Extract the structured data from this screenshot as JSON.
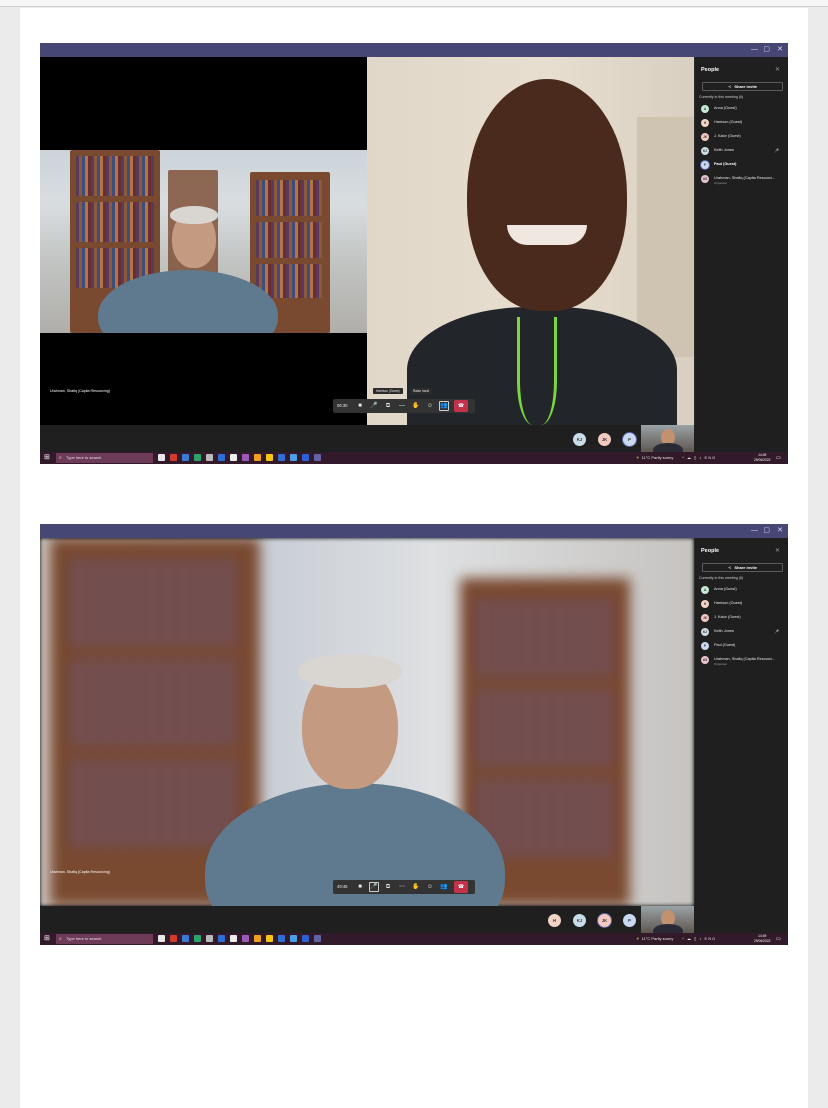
{
  "screenshots": [
    {
      "id": "top",
      "people_panel": {
        "title": "People",
        "share_invite": "Share invite",
        "section_label": "Currently in this meeting (6)",
        "participants": [
          {
            "initials": "A",
            "name": "Anna (Guest)",
            "sub": "",
            "avatar_color": "#c3e8d6"
          },
          {
            "initials": "H",
            "name": "Harrison (Guest)",
            "sub": "",
            "avatar_color": "#f2d4c4"
          },
          {
            "initials": "JK",
            "name": "J. Kalor (Guest)",
            "sub": "",
            "avatar_color": "#f4c9c0"
          },
          {
            "initials": "KJ",
            "name": "Keith Jones",
            "sub": "",
            "avatar_color": "#c9dce9"
          },
          {
            "initials": "P",
            "name": "Paul (Guest)",
            "sub": "",
            "avatar_color": "#c8d9f2"
          },
          {
            "initials": "US",
            "name": "Urahman, Shafiq (Capita Resourci...",
            "sub": "Organiser",
            "avatar_color": "#e8c4cf"
          }
        ]
      },
      "controls": {
        "timer": "06:30"
      },
      "tile_name": "Urahman, Shafiq (Capita Resourcing)",
      "tooltip_name": "Harrison (Guest)",
      "tooltip_action": "Raise hand",
      "strip_avatars": [
        "KJ",
        "JK",
        "P"
      ],
      "taskbar": {
        "search_placeholder": "Type here to search",
        "weather": "11°C  Partly sunny",
        "tray": "ENG",
        "time": "14:49",
        "date": "29/04/2022"
      }
    },
    {
      "id": "bottom",
      "people_panel": {
        "title": "People",
        "share_invite": "Share invite",
        "section_label": "Currently in this meeting (6)",
        "participants": [
          {
            "initials": "A",
            "name": "Anna (Guest)",
            "sub": "",
            "avatar_color": "#c3e8d6"
          },
          {
            "initials": "H",
            "name": "Harrison (Guest)",
            "sub": "",
            "avatar_color": "#f2d4c4"
          },
          {
            "initials": "JK",
            "name": "J. Kalor (Guest)",
            "sub": "",
            "avatar_color": "#f4c9c0"
          },
          {
            "initials": "KJ",
            "name": "Keith Jones",
            "sub": "",
            "avatar_color": "#c9dce9"
          },
          {
            "initials": "P",
            "name": "Paul (Guest)",
            "sub": "",
            "avatar_color": "#c8d9f2"
          },
          {
            "initials": "US",
            "name": "Urahman, Shafiq (Capita Resourci...",
            "sub": "Organiser",
            "avatar_color": "#e8c4cf"
          }
        ]
      },
      "controls": {
        "timer": "49:46"
      },
      "tile_name": "Urahman, Shafiq (Capita Resourcing)",
      "strip_avatars": [
        "H",
        "KJ",
        "JK",
        "P"
      ],
      "taskbar": {
        "search_placeholder": "Type here to search",
        "weather": "11°C  Partly sunny",
        "tray": "ENG",
        "time": "14:49",
        "date": "29/04/2022"
      }
    }
  ]
}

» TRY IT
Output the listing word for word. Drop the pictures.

» ANSWER
Extract the structured data from this screenshot as JSON.
{
  "screenshots": [
    {
      "id": "top",
      "people_panel": {
        "title": "People",
        "share_invite": "Share invite",
        "section_label": "Currently in this meeting (6)",
        "participants": [
          {
            "initials": "A",
            "name": "Anna (Guest)",
            "sub": "",
            "avatar_color": "#c3e8d6"
          },
          {
            "initials": "H",
            "name": "Harrison (Guest)",
            "sub": "",
            "avatar_color": "#f2d4c4"
          },
          {
            "initials": "JK",
            "name": "J. Kalor (Guest)",
            "sub": "",
            "avatar_color": "#f4c9c0"
          },
          {
            "initials": "KJ",
            "name": "Keith Jones",
            "sub": "",
            "avatar_color": "#c9dce9"
          },
          {
            "initials": "P",
            "name": "Paul (Guest)",
            "sub": "",
            "avatar_color": "#c8d9f2"
          },
          {
            "initials": "US",
            "name": "Urahman, Shafiq (Capita Resourci...",
            "sub": "Organiser",
            "avatar_color": "#e8c4cf"
          }
        ]
      },
      "controls": {
        "timer": "06:30"
      },
      "tile_name": "Urahman, Shafiq (Capita Resourcing)",
      "tooltip_name": "Harrison (Guest)",
      "tooltip_action": "Raise hand",
      "strip_avatars": [
        "KJ",
        "JK",
        "P"
      ],
      "taskbar": {
        "search_placeholder": "Type here to search",
        "weather": "11°C  Partly sunny",
        "tray": "ENG",
        "time": "14:49",
        "date": "29/04/2022"
      }
    },
    {
      "id": "bottom",
      "people_panel": {
        "title": "People",
        "share_invite": "Share invite",
        "section_label": "Currently in this meeting (6)",
        "participants": [
          {
            "initials": "A",
            "name": "Anna (Guest)",
            "sub": "",
            "avatar_color": "#c3e8d6"
          },
          {
            "initials": "H",
            "name": "Harrison (Guest)",
            "sub": "",
            "avatar_color": "#f2d4c4"
          },
          {
            "initials": "JK",
            "name": "J. Kalor (Guest)",
            "sub": "",
            "avatar_color": "#f4c9c0"
          },
          {
            "initials": "KJ",
            "name": "Keith Jones",
            "sub": "",
            "avatar_color": "#c9dce9"
          },
          {
            "initials": "P",
            "name": "Paul (Guest)",
            "sub": "",
            "avatar_color": "#c8d9f2"
          },
          {
            "initials": "US",
            "name": "Urahman, Shafiq (Capita Resourci...",
            "sub": "Organiser",
            "avatar_color": "#e8c4cf"
          }
        ]
      },
      "controls": {
        "timer": "49:46"
      },
      "tile_name": "Urahman, Shafiq (Capita Resourcing)",
      "strip_avatars": [
        "H",
        "KJ",
        "JK",
        "P"
      ],
      "taskbar": {
        "search_placeholder": "Type here to search",
        "weather": "11°C  Partly sunny",
        "tray": "ENG",
        "time": "14:49",
        "date": "29/04/2022"
      }
    }
  ]
}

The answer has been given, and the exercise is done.